Teams with too many "S" types tend to hyper aware of how everyone is feeling, but they take too long to come to decisions. In addition previous decisions can be retracted and revisited the next time the group meets because someone's opinion was not included.

Teams with too many "C" types tend to have trouble sticking to their decisions because their decisions never feel quite right. They spend too much time reworking solutions trying to handle all possible scenarios even if the scenarios were not requested by a customer. All of this rework results in missed deadlines.

The highest performing teams are the ones that are composed of all these personality types. These teams just need the right guidance to move from divergence to convergence.

Comic for October 11, 2009

link -> Comic for October 11, 2009

Tuesday, October 6, 2009

Rambling on Cyclomatic Complexity

link -> Rambling on Cyclomatic Complexity

Fundamental Cultures of Working Part 2

Last time I talked about the command and control culture, the next culture is competence. The downside of the competence culture is that if only a few of your employees are competent then what happens if one or more of those employees move on. Another downside is that if your employees are competing against each other it can be very difficult to get them to communicate and help each other.

The downside of the cultivating culture is that employees are mostly concerned with their own interests. Deliverables and deadlines are not high on the list of importance. Teamwork only happens if helps the individual.

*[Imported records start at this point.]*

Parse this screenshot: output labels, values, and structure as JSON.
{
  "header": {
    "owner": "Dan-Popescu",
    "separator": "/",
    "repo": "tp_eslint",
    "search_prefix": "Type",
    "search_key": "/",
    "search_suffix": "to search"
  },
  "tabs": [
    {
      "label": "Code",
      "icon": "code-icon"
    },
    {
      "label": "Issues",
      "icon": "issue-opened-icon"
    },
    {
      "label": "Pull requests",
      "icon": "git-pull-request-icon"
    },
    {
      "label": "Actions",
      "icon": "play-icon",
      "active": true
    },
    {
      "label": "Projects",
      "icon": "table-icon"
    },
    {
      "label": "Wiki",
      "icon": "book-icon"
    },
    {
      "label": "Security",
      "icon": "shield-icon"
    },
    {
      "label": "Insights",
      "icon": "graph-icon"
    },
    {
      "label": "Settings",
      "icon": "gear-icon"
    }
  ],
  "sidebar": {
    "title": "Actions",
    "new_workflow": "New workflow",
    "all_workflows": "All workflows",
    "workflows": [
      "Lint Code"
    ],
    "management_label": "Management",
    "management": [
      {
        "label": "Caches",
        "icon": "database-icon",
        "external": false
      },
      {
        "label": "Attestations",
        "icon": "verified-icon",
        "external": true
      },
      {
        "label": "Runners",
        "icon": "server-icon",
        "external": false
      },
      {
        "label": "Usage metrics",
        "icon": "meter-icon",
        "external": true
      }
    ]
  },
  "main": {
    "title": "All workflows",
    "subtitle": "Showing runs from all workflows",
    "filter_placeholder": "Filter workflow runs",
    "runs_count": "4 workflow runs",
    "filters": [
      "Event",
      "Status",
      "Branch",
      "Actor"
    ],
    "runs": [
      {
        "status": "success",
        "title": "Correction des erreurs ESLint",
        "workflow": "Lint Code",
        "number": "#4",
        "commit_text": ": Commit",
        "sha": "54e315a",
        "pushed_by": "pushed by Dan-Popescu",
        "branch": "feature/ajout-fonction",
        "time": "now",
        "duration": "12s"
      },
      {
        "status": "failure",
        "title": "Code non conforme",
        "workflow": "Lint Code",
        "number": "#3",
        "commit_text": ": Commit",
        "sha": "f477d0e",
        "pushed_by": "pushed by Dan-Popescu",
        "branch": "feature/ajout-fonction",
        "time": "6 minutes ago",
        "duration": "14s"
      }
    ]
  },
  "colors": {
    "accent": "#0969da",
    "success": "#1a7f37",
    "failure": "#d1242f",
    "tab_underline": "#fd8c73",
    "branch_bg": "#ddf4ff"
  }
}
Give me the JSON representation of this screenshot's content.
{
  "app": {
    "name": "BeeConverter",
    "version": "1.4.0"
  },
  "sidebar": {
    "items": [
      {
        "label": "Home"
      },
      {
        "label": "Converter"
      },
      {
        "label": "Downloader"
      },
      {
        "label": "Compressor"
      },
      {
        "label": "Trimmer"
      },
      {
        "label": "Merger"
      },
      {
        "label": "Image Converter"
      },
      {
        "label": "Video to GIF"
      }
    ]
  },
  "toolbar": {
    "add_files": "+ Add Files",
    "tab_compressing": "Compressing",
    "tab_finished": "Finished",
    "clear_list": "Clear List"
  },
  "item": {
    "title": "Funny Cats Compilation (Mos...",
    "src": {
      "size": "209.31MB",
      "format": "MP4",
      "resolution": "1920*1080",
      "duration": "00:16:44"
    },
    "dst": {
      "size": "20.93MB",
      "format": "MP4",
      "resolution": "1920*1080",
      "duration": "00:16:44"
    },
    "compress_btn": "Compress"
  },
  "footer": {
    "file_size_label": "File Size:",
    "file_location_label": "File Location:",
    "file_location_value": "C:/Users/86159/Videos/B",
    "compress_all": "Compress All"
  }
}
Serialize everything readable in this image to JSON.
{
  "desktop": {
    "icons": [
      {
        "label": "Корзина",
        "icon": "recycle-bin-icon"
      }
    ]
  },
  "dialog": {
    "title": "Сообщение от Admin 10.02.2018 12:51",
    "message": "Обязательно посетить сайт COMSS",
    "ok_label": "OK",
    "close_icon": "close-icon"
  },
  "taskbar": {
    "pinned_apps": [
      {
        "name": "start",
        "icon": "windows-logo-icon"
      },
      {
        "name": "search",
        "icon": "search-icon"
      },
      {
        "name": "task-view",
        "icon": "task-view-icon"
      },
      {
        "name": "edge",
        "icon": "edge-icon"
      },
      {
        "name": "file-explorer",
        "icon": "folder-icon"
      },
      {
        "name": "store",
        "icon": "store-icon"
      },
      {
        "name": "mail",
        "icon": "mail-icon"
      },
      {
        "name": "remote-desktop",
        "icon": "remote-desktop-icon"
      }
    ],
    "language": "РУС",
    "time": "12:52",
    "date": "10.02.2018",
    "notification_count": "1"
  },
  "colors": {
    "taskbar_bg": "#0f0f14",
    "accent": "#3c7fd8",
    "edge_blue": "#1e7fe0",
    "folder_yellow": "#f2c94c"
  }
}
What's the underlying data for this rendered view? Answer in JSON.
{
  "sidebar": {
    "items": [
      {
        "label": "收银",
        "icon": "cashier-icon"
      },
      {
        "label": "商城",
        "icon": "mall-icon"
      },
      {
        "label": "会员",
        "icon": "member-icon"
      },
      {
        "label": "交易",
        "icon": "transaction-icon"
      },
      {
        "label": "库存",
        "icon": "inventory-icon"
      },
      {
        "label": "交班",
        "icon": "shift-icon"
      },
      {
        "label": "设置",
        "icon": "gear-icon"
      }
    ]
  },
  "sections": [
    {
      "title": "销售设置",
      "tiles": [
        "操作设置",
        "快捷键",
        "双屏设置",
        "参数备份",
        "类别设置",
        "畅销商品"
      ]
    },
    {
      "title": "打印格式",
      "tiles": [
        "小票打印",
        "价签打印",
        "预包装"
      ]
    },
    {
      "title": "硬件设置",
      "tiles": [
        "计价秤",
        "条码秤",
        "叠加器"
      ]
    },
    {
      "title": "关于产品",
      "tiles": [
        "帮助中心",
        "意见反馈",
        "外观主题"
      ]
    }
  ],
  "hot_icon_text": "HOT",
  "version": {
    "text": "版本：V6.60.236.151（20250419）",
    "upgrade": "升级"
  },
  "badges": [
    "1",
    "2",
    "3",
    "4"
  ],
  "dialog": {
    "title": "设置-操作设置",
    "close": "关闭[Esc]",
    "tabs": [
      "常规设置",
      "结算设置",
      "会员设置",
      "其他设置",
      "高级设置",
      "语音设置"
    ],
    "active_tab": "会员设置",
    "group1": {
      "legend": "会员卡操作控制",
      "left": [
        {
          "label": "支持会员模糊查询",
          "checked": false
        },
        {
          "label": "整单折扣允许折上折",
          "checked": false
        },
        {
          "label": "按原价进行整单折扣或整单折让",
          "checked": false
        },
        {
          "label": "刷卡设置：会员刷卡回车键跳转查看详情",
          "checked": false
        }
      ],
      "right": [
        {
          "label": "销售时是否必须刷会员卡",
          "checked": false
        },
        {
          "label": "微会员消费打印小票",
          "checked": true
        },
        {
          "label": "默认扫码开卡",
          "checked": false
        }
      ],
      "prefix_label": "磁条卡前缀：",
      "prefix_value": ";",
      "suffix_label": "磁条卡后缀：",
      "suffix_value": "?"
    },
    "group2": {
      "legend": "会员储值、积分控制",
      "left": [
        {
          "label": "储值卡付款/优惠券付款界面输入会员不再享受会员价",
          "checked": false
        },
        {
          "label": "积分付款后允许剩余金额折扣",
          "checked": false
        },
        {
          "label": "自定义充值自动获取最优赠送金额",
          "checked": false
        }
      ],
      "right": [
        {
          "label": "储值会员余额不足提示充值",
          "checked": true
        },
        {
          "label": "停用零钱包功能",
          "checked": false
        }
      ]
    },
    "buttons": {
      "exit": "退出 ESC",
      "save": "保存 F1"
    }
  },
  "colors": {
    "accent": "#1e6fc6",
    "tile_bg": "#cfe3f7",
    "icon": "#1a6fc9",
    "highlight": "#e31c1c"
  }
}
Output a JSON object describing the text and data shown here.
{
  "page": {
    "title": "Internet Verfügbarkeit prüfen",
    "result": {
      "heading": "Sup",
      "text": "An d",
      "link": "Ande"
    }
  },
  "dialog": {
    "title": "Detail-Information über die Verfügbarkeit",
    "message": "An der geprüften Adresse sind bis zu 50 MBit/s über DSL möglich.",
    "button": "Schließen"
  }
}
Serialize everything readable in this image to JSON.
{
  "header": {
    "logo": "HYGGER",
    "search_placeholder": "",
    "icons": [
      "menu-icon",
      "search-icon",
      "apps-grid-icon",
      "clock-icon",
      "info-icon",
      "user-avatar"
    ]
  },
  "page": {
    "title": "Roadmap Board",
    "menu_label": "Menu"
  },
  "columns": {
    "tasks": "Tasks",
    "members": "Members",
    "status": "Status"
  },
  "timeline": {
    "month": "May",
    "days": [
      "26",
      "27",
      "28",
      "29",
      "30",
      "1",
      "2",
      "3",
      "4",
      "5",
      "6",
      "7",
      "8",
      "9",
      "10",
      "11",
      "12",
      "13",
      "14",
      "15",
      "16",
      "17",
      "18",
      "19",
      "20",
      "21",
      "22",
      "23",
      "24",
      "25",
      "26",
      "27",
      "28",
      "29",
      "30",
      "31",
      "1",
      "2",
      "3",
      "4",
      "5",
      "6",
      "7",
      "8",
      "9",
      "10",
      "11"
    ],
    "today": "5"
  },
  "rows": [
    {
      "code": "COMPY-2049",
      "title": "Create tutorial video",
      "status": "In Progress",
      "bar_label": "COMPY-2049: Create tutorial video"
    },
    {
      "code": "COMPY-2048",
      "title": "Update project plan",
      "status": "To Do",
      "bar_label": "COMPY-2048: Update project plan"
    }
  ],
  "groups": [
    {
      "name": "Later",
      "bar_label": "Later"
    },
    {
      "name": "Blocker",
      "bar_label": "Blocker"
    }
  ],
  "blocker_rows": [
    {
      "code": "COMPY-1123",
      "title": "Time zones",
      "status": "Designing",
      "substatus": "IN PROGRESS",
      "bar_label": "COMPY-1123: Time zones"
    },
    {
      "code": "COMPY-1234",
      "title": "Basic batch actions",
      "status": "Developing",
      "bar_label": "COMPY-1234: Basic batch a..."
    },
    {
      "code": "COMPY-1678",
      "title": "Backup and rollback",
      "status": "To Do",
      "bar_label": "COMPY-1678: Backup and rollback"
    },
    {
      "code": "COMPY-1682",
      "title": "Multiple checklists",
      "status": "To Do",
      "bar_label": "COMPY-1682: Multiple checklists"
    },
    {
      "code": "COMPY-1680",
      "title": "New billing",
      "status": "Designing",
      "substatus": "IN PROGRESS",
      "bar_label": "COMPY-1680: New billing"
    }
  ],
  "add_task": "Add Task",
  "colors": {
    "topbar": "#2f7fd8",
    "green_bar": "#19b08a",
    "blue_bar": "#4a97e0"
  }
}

The collaboration culture is about teamwork. Teams work together to come up with ideas and solve problems. The team utilizes the wisdom of all team members to make the best decisions.

The book talks about how a collaborative culture can build a sense of community where people are motivated to move past conflict into productivity, move past indecision into action, move past defensiveness into trust.

If you can't tell from reading my post so far, I am very biased towards a collaborative culture. The book says that if you want to have a collaborative culture then it is good for the manager to be passionate about collaboration.

The manager tries to build a highly integrated and self organizing team that can find its own path to success. The team should come to value participatory decision making, self-discipline, and self-organization.

To me this sounds like a big project to take on. I am excited to try it though. I believe the effort I put in will be worth the pay off and then some.

Monday, October 5, 2009

Fundamental Cultures of Working

Tabaka lists four fundamental cultures of working
Command-and-Control— The leader is in charge and makes decisions for the team to ensure tight authority and responsibility.

Competence— The team or project relies on the expert capabilities of the few to bring about success for the whole.

Collaboration— Decisions are consensus-driven, and the team works in partnership toward success.

Cultivating— Establishing personal and professional improvement for each team member is paramount.

The book mentions that some of the downsides of command and control are that the success of the project rests solely on the shoulders of the manager. In addition this culture ruins morale and reduces motivation and creativity.

Since I assumed the manager role on my team, I have had a couple people tell me that I need to take on more of a command and control approach. I am not sure yet that I want to do that. I am interested in reading more about these other approaches. I am glad I picked this book.

I will add some more comments about the other cultures next time.

Integrating StructureMap and NHibernate with WCF - Jimmy Bogard - Los Techies : Blogs about software and anything tech!

link -> Integrating StructureMap and NHibernate with WCF - Jimmy Bogard - Los Techies : Blogs about software and anything tech!
Los Techies - Code like a rabid donkey!

Thursday, October 1, 2009

How Ironic

My last post asked how can I help my team while not being the manager. Since my last post I got reassigned to be the project manager. Weird. I feel like should I title this post how can I help my team as the manager. :)

For starters I am dusting off this blog and starting a new book today called Collaboration Explained by Jean Tabaka.

I will try to post comments about the book as I read through it.